On October 7, 2019, the U.S. Fish and Wildlife Service (FWS) published a notice in the Federal Register announcing the agency’s 12-month findings that a dozen species are not warranted for listing as endangered or threatened species under the Endangered Species Act (ESA). In particular, the FWS decided not to list the yellow-cedar (Callitropsis nootkatensis), a slow-growing but commercially in-demand tree that occurs from southern Alaska to northern California. According to the FWS, yellow-cedars can live 500 to 700 years, with some individuals documented up to 1,600 years old.

A collection of environmental groups originally petitioned the FWS to list yellow-cedar as an endangered or threatened species on June 24, 2014. The groups cited two main issues specifically facing the populations of yellow-cedar in Alaska: (1) climate-change-induced root freezing that leads to tree death, and (2) old-growth logging practices that target healthy yellow-cedar in southeast Alaska and British Columbia. Somewhat counterintuitively, the petition stated that increased spring temperatures due to climate change leads to a greater risk of the trees’ roots freezing, as a lack of snow cover exposes the fragile root systems to deadly freezing temperatures. Additionally, the groups claimed the long-lived species is further threatened by its status as a main economic driver of major timber sales in the Tongass National Forest.

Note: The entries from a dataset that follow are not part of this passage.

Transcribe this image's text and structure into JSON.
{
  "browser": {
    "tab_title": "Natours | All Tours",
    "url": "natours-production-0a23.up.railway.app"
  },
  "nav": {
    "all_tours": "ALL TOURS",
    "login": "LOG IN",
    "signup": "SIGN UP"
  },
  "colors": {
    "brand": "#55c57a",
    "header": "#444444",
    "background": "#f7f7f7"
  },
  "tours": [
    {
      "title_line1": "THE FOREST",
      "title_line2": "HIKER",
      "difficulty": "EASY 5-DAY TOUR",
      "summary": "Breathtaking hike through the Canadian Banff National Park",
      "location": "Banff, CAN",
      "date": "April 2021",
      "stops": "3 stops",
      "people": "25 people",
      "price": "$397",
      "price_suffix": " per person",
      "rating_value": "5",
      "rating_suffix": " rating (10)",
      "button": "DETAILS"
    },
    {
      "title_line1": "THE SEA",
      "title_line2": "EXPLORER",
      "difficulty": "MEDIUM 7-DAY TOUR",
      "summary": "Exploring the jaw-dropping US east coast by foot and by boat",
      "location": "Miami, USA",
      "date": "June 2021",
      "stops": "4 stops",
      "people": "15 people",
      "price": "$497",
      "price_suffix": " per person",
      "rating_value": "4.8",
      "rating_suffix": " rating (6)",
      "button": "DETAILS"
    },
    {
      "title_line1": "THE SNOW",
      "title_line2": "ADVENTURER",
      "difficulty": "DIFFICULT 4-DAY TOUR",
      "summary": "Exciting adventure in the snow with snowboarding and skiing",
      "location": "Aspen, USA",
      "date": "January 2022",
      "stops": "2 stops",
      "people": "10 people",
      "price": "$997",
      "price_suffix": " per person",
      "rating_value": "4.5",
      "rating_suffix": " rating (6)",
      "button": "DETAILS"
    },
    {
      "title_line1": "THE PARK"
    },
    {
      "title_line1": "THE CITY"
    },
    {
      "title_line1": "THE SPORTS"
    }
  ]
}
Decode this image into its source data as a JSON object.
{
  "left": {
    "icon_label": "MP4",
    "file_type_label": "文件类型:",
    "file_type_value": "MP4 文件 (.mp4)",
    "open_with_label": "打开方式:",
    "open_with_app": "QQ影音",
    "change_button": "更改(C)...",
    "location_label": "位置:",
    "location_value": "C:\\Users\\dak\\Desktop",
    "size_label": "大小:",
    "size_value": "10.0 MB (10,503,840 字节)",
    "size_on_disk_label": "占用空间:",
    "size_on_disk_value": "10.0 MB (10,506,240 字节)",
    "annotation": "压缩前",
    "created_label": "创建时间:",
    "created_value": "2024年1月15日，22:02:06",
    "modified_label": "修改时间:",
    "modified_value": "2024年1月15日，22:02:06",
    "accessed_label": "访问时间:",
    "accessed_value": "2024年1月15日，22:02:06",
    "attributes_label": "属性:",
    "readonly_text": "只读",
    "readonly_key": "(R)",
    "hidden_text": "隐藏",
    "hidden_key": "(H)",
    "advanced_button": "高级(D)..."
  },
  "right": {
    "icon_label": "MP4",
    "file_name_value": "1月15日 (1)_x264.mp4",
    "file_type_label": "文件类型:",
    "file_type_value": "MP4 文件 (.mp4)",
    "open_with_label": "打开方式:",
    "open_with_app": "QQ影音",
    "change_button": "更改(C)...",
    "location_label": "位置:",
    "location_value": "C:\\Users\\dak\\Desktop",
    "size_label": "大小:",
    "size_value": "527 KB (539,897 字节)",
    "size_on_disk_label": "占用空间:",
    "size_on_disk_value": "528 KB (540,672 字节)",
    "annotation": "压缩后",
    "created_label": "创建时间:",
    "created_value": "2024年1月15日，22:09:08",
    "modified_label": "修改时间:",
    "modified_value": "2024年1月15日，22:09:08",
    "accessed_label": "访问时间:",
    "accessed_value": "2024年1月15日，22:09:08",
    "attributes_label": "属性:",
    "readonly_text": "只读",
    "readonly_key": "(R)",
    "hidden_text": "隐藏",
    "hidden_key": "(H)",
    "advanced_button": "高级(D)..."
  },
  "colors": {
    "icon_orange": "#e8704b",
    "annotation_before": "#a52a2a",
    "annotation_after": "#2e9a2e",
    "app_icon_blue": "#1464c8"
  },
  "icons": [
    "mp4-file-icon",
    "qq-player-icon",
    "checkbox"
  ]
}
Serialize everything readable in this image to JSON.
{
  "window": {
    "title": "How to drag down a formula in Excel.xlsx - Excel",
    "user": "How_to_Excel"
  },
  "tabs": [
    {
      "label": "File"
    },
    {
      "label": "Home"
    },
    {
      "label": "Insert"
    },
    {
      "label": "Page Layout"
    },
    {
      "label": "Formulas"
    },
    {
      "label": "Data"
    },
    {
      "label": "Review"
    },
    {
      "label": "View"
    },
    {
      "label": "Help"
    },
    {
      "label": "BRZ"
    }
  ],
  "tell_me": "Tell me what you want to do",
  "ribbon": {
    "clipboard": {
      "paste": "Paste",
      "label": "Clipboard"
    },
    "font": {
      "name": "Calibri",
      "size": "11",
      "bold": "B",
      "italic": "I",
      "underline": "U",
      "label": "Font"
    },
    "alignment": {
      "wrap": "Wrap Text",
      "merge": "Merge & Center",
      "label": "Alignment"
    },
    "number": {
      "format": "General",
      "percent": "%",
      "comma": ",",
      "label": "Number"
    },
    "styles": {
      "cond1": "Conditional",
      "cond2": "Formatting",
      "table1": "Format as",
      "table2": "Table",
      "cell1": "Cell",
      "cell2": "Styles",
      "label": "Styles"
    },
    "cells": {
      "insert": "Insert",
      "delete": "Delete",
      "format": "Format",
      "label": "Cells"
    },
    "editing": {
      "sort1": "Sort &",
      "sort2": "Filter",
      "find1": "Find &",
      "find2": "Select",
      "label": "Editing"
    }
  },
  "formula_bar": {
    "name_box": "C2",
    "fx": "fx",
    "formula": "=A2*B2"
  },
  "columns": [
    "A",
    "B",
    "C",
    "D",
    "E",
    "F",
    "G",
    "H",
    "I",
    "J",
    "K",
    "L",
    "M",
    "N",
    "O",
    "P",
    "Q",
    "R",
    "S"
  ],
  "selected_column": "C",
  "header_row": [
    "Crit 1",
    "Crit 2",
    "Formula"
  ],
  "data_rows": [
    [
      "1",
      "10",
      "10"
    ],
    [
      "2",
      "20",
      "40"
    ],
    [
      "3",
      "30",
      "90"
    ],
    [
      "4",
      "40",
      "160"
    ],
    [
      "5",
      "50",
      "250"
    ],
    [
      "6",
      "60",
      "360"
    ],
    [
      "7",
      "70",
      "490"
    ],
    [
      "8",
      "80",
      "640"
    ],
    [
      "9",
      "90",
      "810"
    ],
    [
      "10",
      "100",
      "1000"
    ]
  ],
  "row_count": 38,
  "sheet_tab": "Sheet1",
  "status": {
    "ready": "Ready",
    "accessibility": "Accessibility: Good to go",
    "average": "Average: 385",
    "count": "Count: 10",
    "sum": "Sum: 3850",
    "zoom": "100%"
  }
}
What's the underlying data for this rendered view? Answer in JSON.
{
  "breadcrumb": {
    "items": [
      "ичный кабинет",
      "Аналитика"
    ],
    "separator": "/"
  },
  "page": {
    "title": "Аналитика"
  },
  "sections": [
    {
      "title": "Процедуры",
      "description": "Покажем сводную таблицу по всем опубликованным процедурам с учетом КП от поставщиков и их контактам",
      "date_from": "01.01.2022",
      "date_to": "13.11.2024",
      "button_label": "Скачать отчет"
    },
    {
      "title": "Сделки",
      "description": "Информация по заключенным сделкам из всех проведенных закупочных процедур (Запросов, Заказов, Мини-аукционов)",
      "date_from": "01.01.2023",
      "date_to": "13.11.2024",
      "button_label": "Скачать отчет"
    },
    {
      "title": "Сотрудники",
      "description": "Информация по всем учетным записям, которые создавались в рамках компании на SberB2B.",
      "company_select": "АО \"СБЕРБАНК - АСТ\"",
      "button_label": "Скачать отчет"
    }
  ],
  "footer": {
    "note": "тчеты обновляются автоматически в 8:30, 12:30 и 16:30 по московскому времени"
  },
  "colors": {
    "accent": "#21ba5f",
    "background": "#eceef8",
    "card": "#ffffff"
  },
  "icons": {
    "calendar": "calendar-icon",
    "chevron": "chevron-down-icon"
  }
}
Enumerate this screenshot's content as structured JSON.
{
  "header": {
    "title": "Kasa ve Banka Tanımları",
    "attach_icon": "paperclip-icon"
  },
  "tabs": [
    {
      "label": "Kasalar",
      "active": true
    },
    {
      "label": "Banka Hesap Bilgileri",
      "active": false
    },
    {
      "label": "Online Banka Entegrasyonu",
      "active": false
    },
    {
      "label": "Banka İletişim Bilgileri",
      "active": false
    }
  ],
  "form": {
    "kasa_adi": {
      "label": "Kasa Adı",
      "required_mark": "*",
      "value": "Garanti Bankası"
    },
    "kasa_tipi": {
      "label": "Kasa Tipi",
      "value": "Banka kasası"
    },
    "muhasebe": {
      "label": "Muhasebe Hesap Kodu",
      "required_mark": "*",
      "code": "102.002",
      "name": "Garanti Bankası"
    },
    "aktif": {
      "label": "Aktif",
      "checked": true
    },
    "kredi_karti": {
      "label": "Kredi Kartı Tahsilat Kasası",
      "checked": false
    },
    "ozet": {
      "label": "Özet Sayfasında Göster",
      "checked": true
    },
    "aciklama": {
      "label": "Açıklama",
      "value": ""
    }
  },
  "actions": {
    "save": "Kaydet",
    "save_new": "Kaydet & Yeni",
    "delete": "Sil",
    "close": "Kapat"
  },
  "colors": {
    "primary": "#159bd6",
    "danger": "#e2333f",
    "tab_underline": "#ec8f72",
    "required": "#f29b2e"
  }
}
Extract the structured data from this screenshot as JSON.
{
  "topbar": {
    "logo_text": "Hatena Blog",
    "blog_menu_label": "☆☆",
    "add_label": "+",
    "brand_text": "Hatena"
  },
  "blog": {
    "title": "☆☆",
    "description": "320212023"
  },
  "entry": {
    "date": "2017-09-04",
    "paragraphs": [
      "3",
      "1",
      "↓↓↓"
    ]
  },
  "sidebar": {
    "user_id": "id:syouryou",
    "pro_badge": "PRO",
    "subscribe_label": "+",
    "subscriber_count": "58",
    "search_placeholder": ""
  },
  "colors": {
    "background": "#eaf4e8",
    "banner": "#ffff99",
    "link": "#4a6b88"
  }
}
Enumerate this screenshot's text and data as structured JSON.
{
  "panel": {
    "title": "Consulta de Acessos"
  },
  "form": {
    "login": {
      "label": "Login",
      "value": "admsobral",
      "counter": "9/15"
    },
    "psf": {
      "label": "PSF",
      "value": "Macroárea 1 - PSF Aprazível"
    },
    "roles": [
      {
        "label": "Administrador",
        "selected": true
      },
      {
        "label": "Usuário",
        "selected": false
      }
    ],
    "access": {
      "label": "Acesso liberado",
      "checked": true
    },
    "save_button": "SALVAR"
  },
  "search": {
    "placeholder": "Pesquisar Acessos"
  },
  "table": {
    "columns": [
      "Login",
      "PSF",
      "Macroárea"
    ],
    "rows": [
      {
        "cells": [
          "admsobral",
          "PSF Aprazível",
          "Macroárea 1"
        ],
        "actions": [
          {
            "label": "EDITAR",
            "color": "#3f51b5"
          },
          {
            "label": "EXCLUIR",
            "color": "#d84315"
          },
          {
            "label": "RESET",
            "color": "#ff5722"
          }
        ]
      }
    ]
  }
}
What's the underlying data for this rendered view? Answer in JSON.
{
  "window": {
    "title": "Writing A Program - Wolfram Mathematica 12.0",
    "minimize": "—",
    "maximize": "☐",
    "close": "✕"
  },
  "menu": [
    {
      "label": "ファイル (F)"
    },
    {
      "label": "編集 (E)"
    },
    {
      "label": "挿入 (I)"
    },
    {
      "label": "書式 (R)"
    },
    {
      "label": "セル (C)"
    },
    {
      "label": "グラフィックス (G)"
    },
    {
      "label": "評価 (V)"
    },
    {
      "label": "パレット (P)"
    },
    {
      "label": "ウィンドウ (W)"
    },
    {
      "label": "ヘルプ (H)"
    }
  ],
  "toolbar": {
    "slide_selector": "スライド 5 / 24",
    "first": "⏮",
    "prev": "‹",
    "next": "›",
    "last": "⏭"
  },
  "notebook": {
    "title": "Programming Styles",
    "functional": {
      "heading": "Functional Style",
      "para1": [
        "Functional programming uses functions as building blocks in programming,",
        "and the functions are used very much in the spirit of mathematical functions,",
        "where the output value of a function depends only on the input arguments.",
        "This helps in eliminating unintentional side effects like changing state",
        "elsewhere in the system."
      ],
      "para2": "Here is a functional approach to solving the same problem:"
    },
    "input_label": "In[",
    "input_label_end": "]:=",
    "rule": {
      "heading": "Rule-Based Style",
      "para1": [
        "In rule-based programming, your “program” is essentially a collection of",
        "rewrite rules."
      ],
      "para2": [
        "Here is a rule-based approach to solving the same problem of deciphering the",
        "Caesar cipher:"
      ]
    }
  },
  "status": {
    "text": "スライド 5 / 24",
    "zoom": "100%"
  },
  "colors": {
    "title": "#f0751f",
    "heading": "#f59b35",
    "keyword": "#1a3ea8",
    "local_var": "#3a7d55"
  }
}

Initially, the FWS concluded that the yellow-cedar might warrant listing, publishing a 90-day finding to that effect on April 10, 2015. The FWS then requested more information from governmental agencies, tribes, the scientific community, industry, and other interested parties on the yellow-cedar’s biology, as well as the present or future threats the species might face, specifically including the potential effects of climate change on yellow-cedar and its habitat. After over four years of more in-depth study, the FWS has concluded in the recent 12-month finding that the yellow-cedar does not warrant listing under the ESA. While the FWS did find that yellow-cedar is experiencing a decline “primarily caused by a changing climate in the core of its range,” it also concluded that the area affected by climate change represents less than 6 percent of the species’ range, and, therefore, the species is expected to persist.

In addition to its 12-month finding on the yellow-cedar, the FWS also made negative 12-month findings on petitions to list the following 11 species:

  • Two salamander species: the Berry Cave salamander (Gyrinophilus gulolineatus) and the Peaks of Otter salamander (Plethodon hubrichti);
  • Two beetle species: the cobblestone tiger beetle (Cicindela marginipennis) and the Scott riffle beetle (Optioservus phaeus);
  • Two darter species: the longhead darter (Percina macrocephala) and the redlips darter (Etheostoma maydeni);
  • Three plant species: the Florida clamshell orchid (Prosthechea cochleata var. triandra), the Ocala vetch (Vicia ocalensis), and the yellow anise tree (Illicium parviflorum); and
  • Two reptile species: the Panamint alligator lizard (Elgaria panamintina) and the southern hognose snake (Heterodon simus).